RECORDS FOR PROCESSING >>
§ §

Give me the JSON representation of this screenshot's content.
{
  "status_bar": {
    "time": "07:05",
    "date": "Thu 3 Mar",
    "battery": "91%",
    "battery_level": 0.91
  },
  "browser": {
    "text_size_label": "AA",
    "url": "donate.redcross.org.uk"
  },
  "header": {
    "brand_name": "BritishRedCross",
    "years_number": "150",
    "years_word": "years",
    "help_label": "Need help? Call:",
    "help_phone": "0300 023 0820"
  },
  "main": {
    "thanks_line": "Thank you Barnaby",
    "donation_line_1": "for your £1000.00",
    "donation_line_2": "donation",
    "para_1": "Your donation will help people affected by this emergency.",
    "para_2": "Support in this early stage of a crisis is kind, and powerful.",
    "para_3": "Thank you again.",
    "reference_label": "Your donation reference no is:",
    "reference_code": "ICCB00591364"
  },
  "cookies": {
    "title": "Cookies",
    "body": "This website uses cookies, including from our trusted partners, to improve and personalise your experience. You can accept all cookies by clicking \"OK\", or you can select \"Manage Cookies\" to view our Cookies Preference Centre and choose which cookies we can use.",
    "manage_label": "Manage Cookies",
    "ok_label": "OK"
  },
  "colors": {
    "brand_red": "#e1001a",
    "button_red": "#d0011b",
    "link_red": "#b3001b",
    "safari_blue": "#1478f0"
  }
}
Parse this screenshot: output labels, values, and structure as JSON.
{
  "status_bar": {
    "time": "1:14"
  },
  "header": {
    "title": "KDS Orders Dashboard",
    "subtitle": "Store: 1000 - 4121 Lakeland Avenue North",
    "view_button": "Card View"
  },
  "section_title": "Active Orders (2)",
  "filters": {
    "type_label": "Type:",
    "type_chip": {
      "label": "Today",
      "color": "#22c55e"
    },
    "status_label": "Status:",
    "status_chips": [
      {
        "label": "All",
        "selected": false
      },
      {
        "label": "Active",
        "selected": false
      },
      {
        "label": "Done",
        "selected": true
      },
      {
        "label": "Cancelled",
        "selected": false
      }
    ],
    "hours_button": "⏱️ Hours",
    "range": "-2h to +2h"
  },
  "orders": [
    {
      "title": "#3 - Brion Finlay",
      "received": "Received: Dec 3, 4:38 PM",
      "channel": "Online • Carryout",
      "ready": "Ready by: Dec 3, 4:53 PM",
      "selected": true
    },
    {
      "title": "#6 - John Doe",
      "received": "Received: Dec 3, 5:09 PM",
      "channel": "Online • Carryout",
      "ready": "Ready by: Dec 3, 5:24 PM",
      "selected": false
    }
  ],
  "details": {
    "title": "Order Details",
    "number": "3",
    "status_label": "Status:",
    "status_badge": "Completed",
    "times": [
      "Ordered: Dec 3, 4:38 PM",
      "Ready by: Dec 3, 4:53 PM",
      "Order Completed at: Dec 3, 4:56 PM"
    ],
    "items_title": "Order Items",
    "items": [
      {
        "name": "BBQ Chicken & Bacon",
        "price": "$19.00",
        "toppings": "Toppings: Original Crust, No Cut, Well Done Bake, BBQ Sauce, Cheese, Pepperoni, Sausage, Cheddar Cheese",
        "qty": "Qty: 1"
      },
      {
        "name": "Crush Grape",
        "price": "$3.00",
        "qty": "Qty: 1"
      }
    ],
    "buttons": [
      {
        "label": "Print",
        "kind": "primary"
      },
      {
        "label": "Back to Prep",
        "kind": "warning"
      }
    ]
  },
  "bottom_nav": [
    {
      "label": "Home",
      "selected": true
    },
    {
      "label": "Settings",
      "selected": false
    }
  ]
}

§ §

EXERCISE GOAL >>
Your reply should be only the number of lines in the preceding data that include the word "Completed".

ANSWER SECTION >>
2